--- Available records ---

• • • • •

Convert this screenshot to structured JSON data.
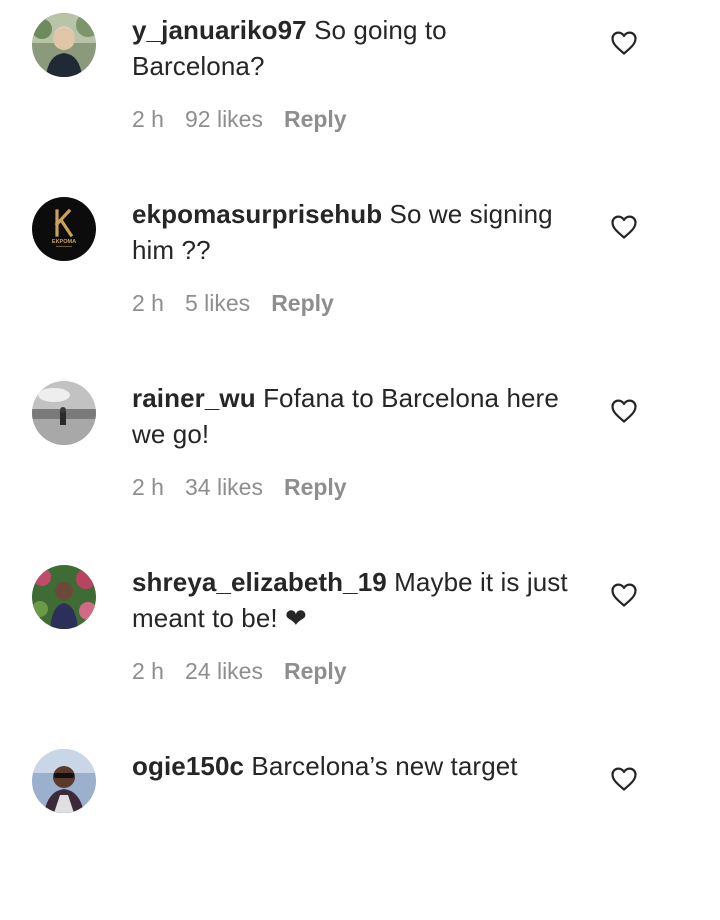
{
  "comments": [
    {
      "username": "y_januariko97",
      "text": "So going to Barcelona?",
      "time": "2 h",
      "likes": "92 likes",
      "reply_label": "Reply",
      "avatar_icon": "profile-photo-person-outdoors"
    },
    {
      "username": "ekpomasurprisehub",
      "text": "So we signing him ??",
      "time": "2 h",
      "likes": "5 likes",
      "reply_label": "Reply",
      "avatar_icon": "ekpoma-logo",
      "avatar_logo_text": "EKPOMA"
    },
    {
      "username": "rainer_wu",
      "text": "Fofana to Barcelona here we go!",
      "time": "2 h",
      "likes": "34 likes",
      "reply_label": "Reply",
      "avatar_icon": "profile-photo-bw-sea"
    },
    {
      "username": "shreya_elizabeth_19",
      "text": "Maybe it is just meant to be! ❤",
      "time": "2 h",
      "likes": "24 likes",
      "reply_label": "Reply",
      "avatar_icon": "profile-photo-person-flowers"
    },
    {
      "username": "ogie150c",
      "text": "Barcelona’s new target",
      "time": "",
      "likes": "",
      "reply_label": "",
      "avatar_icon": "profile-photo-person-sunglasses"
    }
  ],
  "colors": {
    "text": "#262626",
    "secondary": "#8e8e8e",
    "background": "#ffffff"
  },
  "icons": {
    "like": "heart-outline-icon"
  }
}
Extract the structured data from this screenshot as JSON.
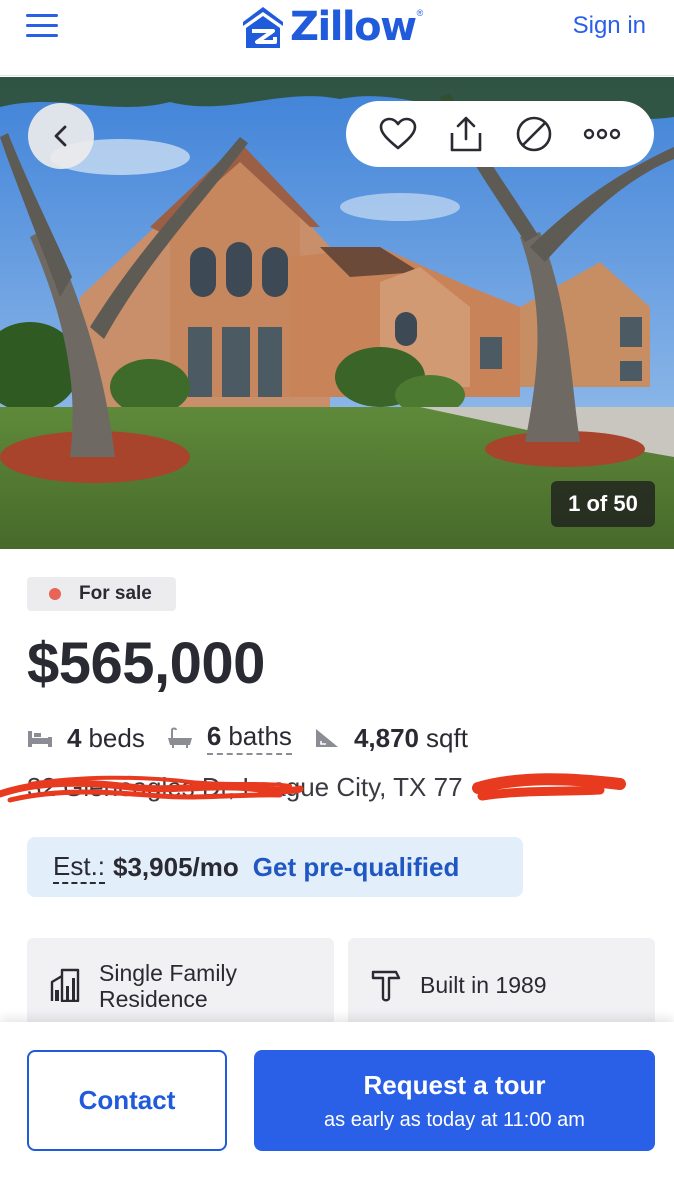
{
  "header": {
    "logo_text": "Zillow",
    "logo_reg": "®",
    "signin_label": "Sign in"
  },
  "gallery": {
    "counter": "1 of 50",
    "actions": [
      "heart-icon",
      "share-icon",
      "hide-icon",
      "more-icon"
    ]
  },
  "listing": {
    "status": "For sale",
    "status_color": "#e86456",
    "price": "$565,000",
    "beds_num": "4",
    "beds_label": "beds",
    "baths_num": "6",
    "baths_label": "baths",
    "sqft_num": "4,870",
    "sqft_label": "sqft",
    "address": "32   Gleneagles Dr, League City, TX 77   "
  },
  "estimate": {
    "label": "Est.:",
    "amount": "$3,905/mo",
    "cta": "Get pre-qualified"
  },
  "cards": [
    {
      "icon": "building-icon",
      "text": "Single Family Residence"
    },
    {
      "icon": "hammer-icon",
      "text": "Built in 1989"
    }
  ],
  "bottom": {
    "contact_label": "Contact",
    "tour_label": "Request a tour",
    "tour_sub": "as early as today at 11:00 am"
  },
  "colors": {
    "brand": "#1f5bdb",
    "button": "#2a60e8",
    "estimate_bg": "#e3eefb"
  }
}
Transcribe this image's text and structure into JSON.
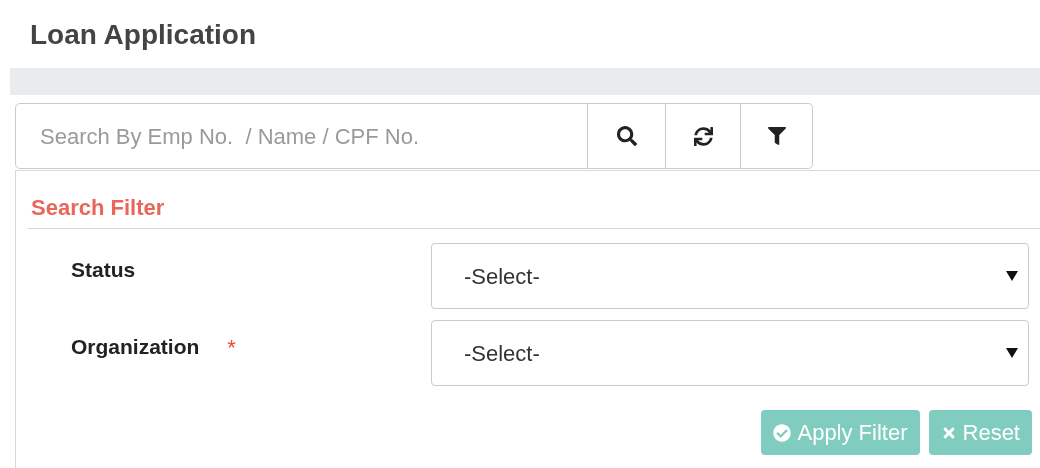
{
  "page_title": "Loan Application",
  "search": {
    "placeholder": "Search By Emp No.  / Name / CPF No."
  },
  "filter": {
    "title": "Search Filter",
    "fields": [
      {
        "label": "Status",
        "value": "-Select-"
      },
      {
        "label": "Organization",
        "required_mark": "*",
        "value": "-Select-"
      }
    ],
    "buttons": [
      {
        "kind": "apply",
        "label": "Apply Filter"
      },
      {
        "kind": "reset",
        "label": "Reset"
      }
    ]
  }
}
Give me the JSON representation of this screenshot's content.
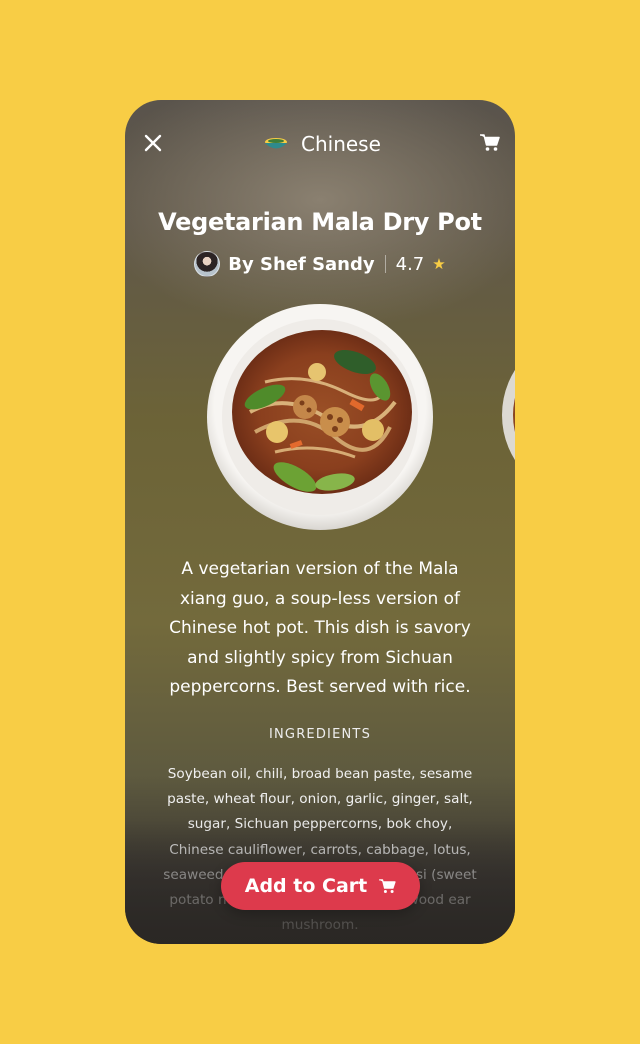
{
  "header": {
    "category": "Chinese",
    "close_icon": "close-icon",
    "cart_icon": "cart-icon",
    "category_icon": "food-bowl-icon"
  },
  "dish": {
    "title": "Vegetarian Mala Dry Pot",
    "chef": "By Shef Sandy",
    "rating": "4.7",
    "description": "A vegetarian version of the Mala xiang guo, a soup-less version of Chinese hot pot. This dish is savory and slightly spicy from Sichuan peppercorns. Best served with rice.",
    "ingredients_heading": "INGREDIENTS",
    "ingredients": "Soybean oil, chili, broad bean paste, sesame paste, wheat flour, onion, garlic, ginger, salt, sugar, Sichuan peppercorns, bok choy, Chinese cauliflower, carrots, cabbage, lotus, seaweed, shimeji, soybean curd, fen si (sweet potato noodles), enoki mushroom, wood ear mushroom."
  },
  "actions": {
    "add_to_cart": "Add to Cart"
  },
  "colors": {
    "page_background": "#F8CD45",
    "accent_button": "#DD3A4C",
    "star": "#F8CD45"
  }
}
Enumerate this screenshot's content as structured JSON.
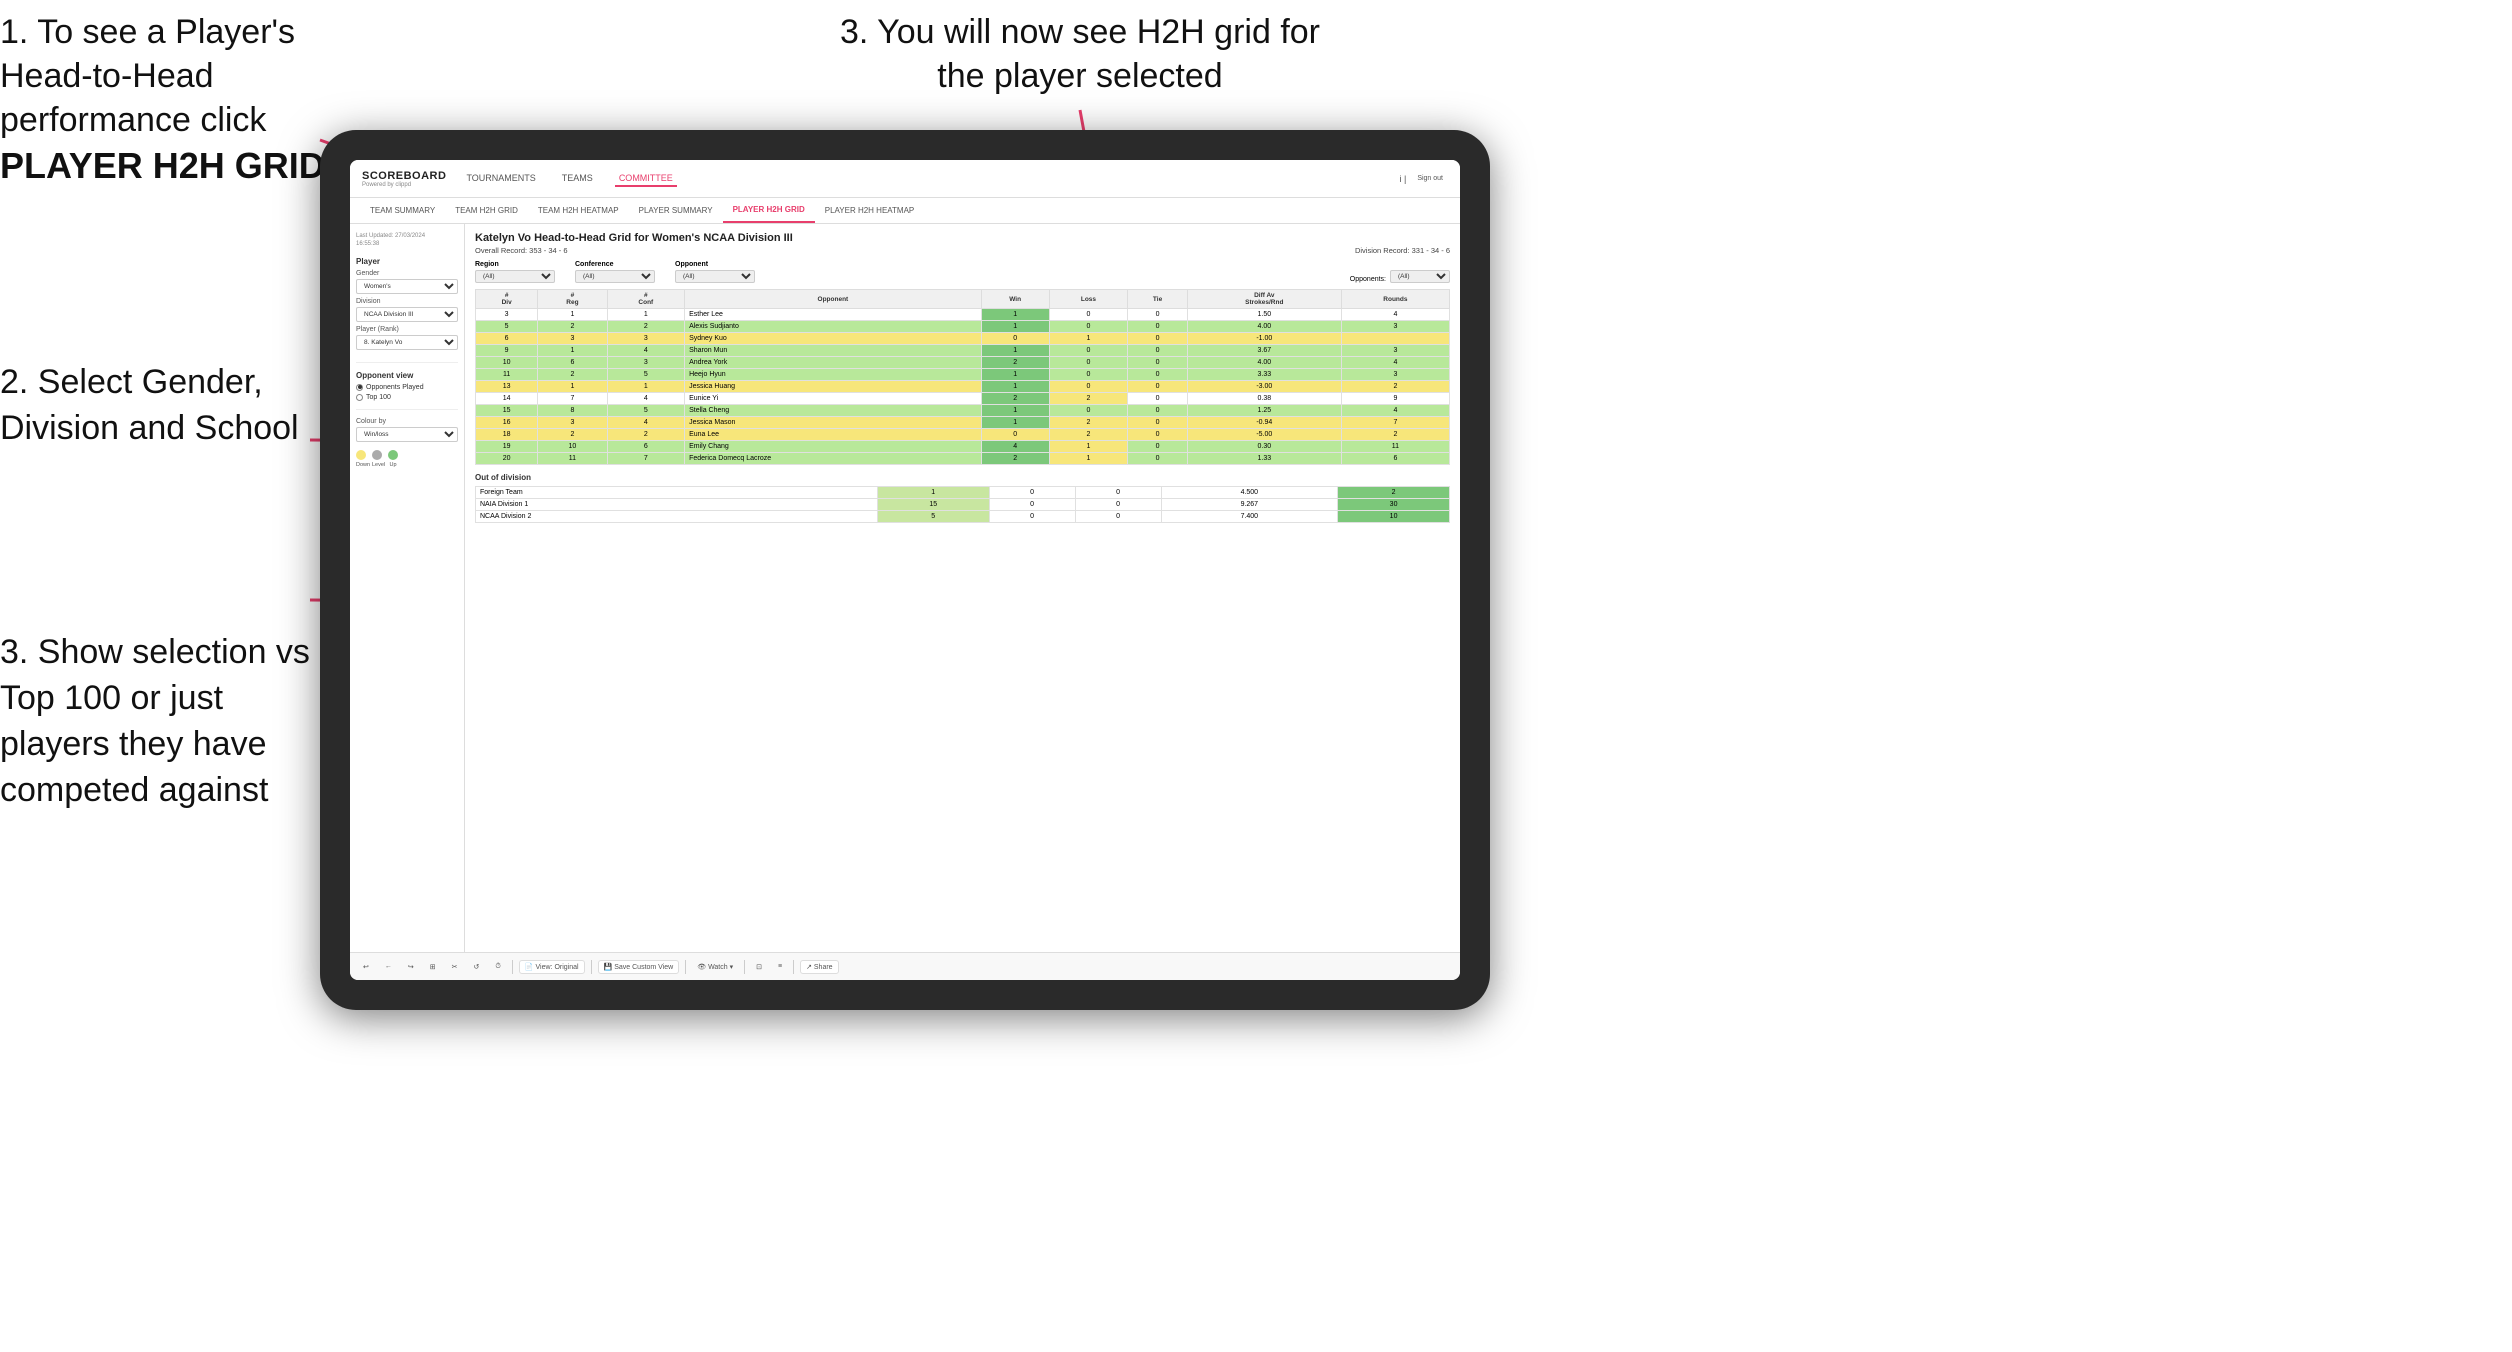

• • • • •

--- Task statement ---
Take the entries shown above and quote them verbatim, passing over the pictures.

--- Expected answer ---
Convert this screenshot to structured JSON data.
{
  "comments": [
    {
      "username": "y_januariko97",
      "text": "So going to Barcelona?",
      "time": "2 h",
      "likes": "92 likes",
      "reply_label": "Reply",
      "avatar_icon": "profile-photo-person-outdoors"
    },
    {
      "username": "ekpomasurprisehub",
      "text": "So we signing him ??",
      "time": "2 h",
      "likes": "5 likes",
      "reply_label": "Reply",
      "avatar_icon": "ekpoma-logo",
      "avatar_logo_text": "EKPOMA"
    },
    {
      "username": "rainer_wu",
      "text": "Fofana to Barcelona here we go!",
      "time": "2 h",
      "likes": "34 likes",
      "reply_label": "Reply",
      "avatar_icon": "profile-photo-bw-sea"
    },
    {
      "username": "shreya_elizabeth_19",
      "text": "Maybe it is just meant to be! ❤",
      "time": "2 h",
      "likes": "24 likes",
      "reply_label": "Reply",
      "avatar_icon": "profile-photo-person-flowers"
    },
    {
      "username": "ogie150c",
      "text": "Barcelona’s new target",
      "time": "",
      "likes": "",
      "reply_label": "",
      "avatar_icon": "profile-photo-person-sunglasses"
    }
  ],
  "colors": {
    "text": "#262626",
    "secondary": "#8e8e8e",
    "background": "#ffffff"
  },
  "icons": {
    "like": "heart-outline-icon"
  }
}
Extract the structured data from this screenshot as JSON.
{
  "header": {
    "logo_text": "Zillow",
    "logo_reg": "®",
    "signin_label": "Sign in"
  },
  "gallery": {
    "counter": "1 of 50",
    "actions": [
      "heart-icon",
      "share-icon",
      "hide-icon",
      "more-icon"
    ]
  },
  "listing": {
    "status": "For sale",
    "status_color": "#e86456",
    "price": "$565,000",
    "beds_num": "4",
    "beds_label": "beds",
    "baths_num": "6",
    "baths_label": "baths",
    "sqft_num": "4,870",
    "sqft_label": "sqft",
    "address": "32   Gleneagles Dr, League City, TX 77   "
  },
  "estimate": {
    "label": "Est.:",
    "amount": "$3,905/mo",
    "cta": "Get pre-qualified"
  },
  "cards": [
    {
      "icon": "building-icon",
      "text": "Single Family Residence"
    },
    {
      "icon": "hammer-icon",
      "text": "Built in 1989"
    }
  ],
  "bottom": {
    "contact_label": "Contact",
    "tour_label": "Request a tour",
    "tour_sub": "as early as today at 11:00 am"
  },
  "colors": {
    "brand": "#1f5bdb",
    "button": "#2a60e8",
    "estimate_bg": "#e3eefb"
  }
}
Transcribe this image's text and structure into JSON.
{
  "page_title": "Loan Application",
  "search": {
    "placeholder": "Search By Emp No.  / Name / CPF No."
  },
  "filter": {
    "title": "Search Filter",
    "fields": [
      {
        "label": "Status",
        "value": "-Select-"
      },
      {
        "label": "Organization",
        "required_mark": "*",
        "value": "-Select-"
      }
    ],
    "buttons": [
      {
        "kind": "apply",
        "label": "Apply Filter"
      },
      {
        "kind": "reset",
        "label": "Reset"
      }
    ]
  }
}
Give me the JSON representation of this screenshot's content.
{
  "header": {
    "category": "Chinese",
    "close_icon": "close-icon",
    "cart_icon": "cart-icon",
    "category_icon": "food-bowl-icon"
  },
  "dish": {
    "title": "Vegetarian Mala Dry Pot",
    "chef": "By Shef Sandy",
    "rating": "4.7",
    "description": "A vegetarian version of the Mala xiang guo, a soup-less version of Chinese hot pot. This dish is savory and slightly spicy from Sichuan peppercorns. Best served with rice.",
    "ingredients_heading": "INGREDIENTS",
    "ingredients": "Soybean oil, chili, broad bean paste, sesame paste, wheat flour, onion, garlic, ginger, salt, sugar, Sichuan peppercorns, bok choy, Chinese cauliflower, carrots, cabbage, lotus, seaweed, shimeji, soybean curd, fen si (sweet potato noodles), enoki mushroom, wood ear mushroom."
  },
  "actions": {
    "add_to_cart": "Add to Cart"
  },
  "colors": {
    "page_background": "#F8CD45",
    "accent_button": "#DD3A4C",
    "star": "#F8CD45"
  }
}
Enumerate this screenshot's content as structured JSON.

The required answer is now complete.